(Last Updated on November 19, 2020 by GERALD NCUBE)
ZIMBABWE – About 6 000 new HIV infections in children under the age of 14 have been recorded in Zimbabwe in 2019, with 29 percent of the minors unable to access anti-retroviral treatment.
The national Co-ordinator for the Prevention of Mother-to-Child Transmission in the Ministry of Health and Child Care, Dr Angela Mushavi, said the country recorded 5 919 new HIV infections amongst the under-14 age group last year.
Speaking at a National Aids Council (NAC) media workshop in Macheke Wednesday, Dr Mushavi said the new infections were caused by mothers who are not getting anti-retroviral treatment as well as mothers who book late for antenatal care.
“The huge number of cases is being caused by a number of factors such as mothers who at the early stage of pregnancy test negative but with time during pregnancy or breastfeeding test positive and are not aware,” she said.
“There are also mothers who book for antenatal care at the late stages of the pregnancy and those that do not take anti-retroviral medication contribute to this number.”

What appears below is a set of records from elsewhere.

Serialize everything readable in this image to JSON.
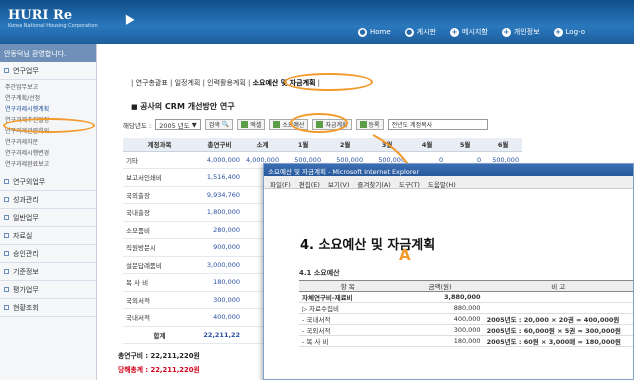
{
  "header": {
    "logo_title": "HURI Re",
    "logo_sub": "Korea National Housing Corporation",
    "nav": [
      {
        "icon": "●",
        "label": "Home"
      },
      {
        "icon": "●",
        "label": "게시판"
      },
      {
        "icon": "+",
        "label": "메시지함"
      },
      {
        "icon": "+",
        "label": "개인정보"
      },
      {
        "icon": "+",
        "label": "Log-o"
      }
    ]
  },
  "sidebar": {
    "welcome": "안동덕님 환영합니다.",
    "sections": [
      {
        "label": "연구업무",
        "items": [
          "주간업무보고",
          "연구계획/선정",
          "연구과제시행계획",
          "연구과제추진일정",
          "연구과제관련회의",
          "연구과제자문",
          "연구과제시행변경",
          "연구과제완료보고"
        ],
        "active": 2
      },
      {
        "label": "연구외업무",
        "items": []
      },
      {
        "label": "성과관리",
        "items": []
      },
      {
        "label": "일반업무",
        "items": []
      },
      {
        "label": "자료실",
        "items": []
      },
      {
        "label": "승인관리",
        "items": []
      },
      {
        "label": "기준정보",
        "items": []
      },
      {
        "label": "평가업무",
        "items": []
      },
      {
        "label": "현황조회",
        "items": []
      }
    ]
  },
  "main": {
    "tabs": "| 연구총괄표 | 일정계획 | 인력활용계획 | ",
    "active_tab": "소요예산 및 자금계획",
    "title": "공사의 CRM 개선방안 연구",
    "filter": {
      "label": "해당년도 :",
      "year": "2005 년도",
      "search": "검색",
      "excel": "엑셀",
      "budget": "소요예산",
      "fund": "자금계획",
      "register": "등록",
      "copy": "전년도 계정복사"
    },
    "columns": [
      "계정과목",
      "총연구비",
      "소계",
      "1월",
      "2월",
      "3월",
      "4월",
      "5월",
      "6월"
    ],
    "rows": [
      {
        "name": "기타",
        "total": "4,000,000",
        "sub": "4,000,000",
        "m1": "500,000",
        "m2": "500,000",
        "m3": "500,000",
        "m4": "0",
        "m5": "0",
        "m6": "500,000"
      },
      {
        "name": "보고서인쇄비",
        "total": "1,516,400",
        "sub": "",
        "m1": "",
        "m2": "",
        "m3": "",
        "m4": "",
        "m5": "",
        "m6": ""
      },
      {
        "name": "국외출장",
        "total": "9,934,760",
        "sub": "",
        "m1": "",
        "m2": "",
        "m3": "",
        "m4": "",
        "m5": "",
        "m6": ""
      },
      {
        "name": "국내출장",
        "total": "1,800,000",
        "sub": "",
        "m1": "",
        "m2": "",
        "m3": "",
        "m4": "",
        "m5": "",
        "m6": ""
      },
      {
        "name": "소모품비",
        "total": "280,000",
        "sub": "",
        "m1": "",
        "m2": "",
        "m3": "",
        "m4": "",
        "m5": "",
        "m6": ""
      },
      {
        "name": "직원방문시",
        "total": "900,000",
        "sub": "",
        "m1": "",
        "m2": "",
        "m3": "",
        "m4": "",
        "m5": "",
        "m6": ""
      },
      {
        "name": "설문답례품비",
        "total": "3,000,000",
        "sub": "",
        "m1": "",
        "m2": "",
        "m3": "",
        "m4": "",
        "m5": "",
        "m6": ""
      },
      {
        "name": "복 사 비",
        "total": "180,000",
        "sub": "",
        "m1": "",
        "m2": "",
        "m3": "",
        "m4": "",
        "m5": "",
        "m6": ""
      },
      {
        "name": "국외서적",
        "total": "300,000",
        "sub": "",
        "m1": "",
        "m2": "",
        "m3": "",
        "m4": "",
        "m5": "",
        "m6": ""
      },
      {
        "name": "국내서적",
        "total": "400,000",
        "sub": "",
        "m1": "",
        "m2": "",
        "m3": "",
        "m4": "",
        "m5": "",
        "m6": ""
      },
      {
        "name": "합계",
        "total": "22,211,22",
        "sub": "",
        "m1": "",
        "m2": "",
        "m3": "",
        "m4": "",
        "m5": "",
        "m6": ""
      }
    ],
    "total_label": "총연구비 : 22,211,220원",
    "sum_label": "당해총계 : 22,211,220원"
  },
  "popup": {
    "title": "소요예산 및 자금계획 - Microsoft Internet Explorer",
    "menu": [
      "파일(F)",
      "편집(E)",
      "보기(V)",
      "즐겨찾기(A)",
      "도구(T)",
      "도움말(H)"
    ],
    "heading": "4. 소요예산 및 자금계획",
    "subheading": "4.1 소요예산",
    "cols": [
      "항 목",
      "금액(원)",
      "비 고"
    ],
    "rows": [
      {
        "item": "자체연구비-재료비",
        "amount": "3,880,000",
        "note": ""
      },
      {
        "item": "▷ 자료수집비",
        "amount": "880,000",
        "note": ""
      },
      {
        "item": "- 국내서적",
        "amount": "400,000",
        "note": "2005년도 : 20,000 × 20권 = 400,000원"
      },
      {
        "item": "- 국외서적",
        "amount": "300,000",
        "note": "2005년도 : 60,000원 × 5권 = 300,000원"
      },
      {
        "item": "- 복 사 비",
        "amount": "180,000",
        "note": "2005년도 : 60원 × 3,000매 = 180,000원"
      }
    ]
  },
  "annotation": {
    "label": "A"
  },
  "colors": {
    "header": "#1d5d9c",
    "highlight": "#f29a2c",
    "link": "#2a4fa3",
    "sum_red": "#d0021b"
  }
}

Explaining the high number of children who are not on ARVs, Dr Mushavi said: “One of the reasons is that formulation of children’s medication is not readily available compared to adults’ medication. This has led to low confidence by health workers and parents on the dosage they should give to their children”.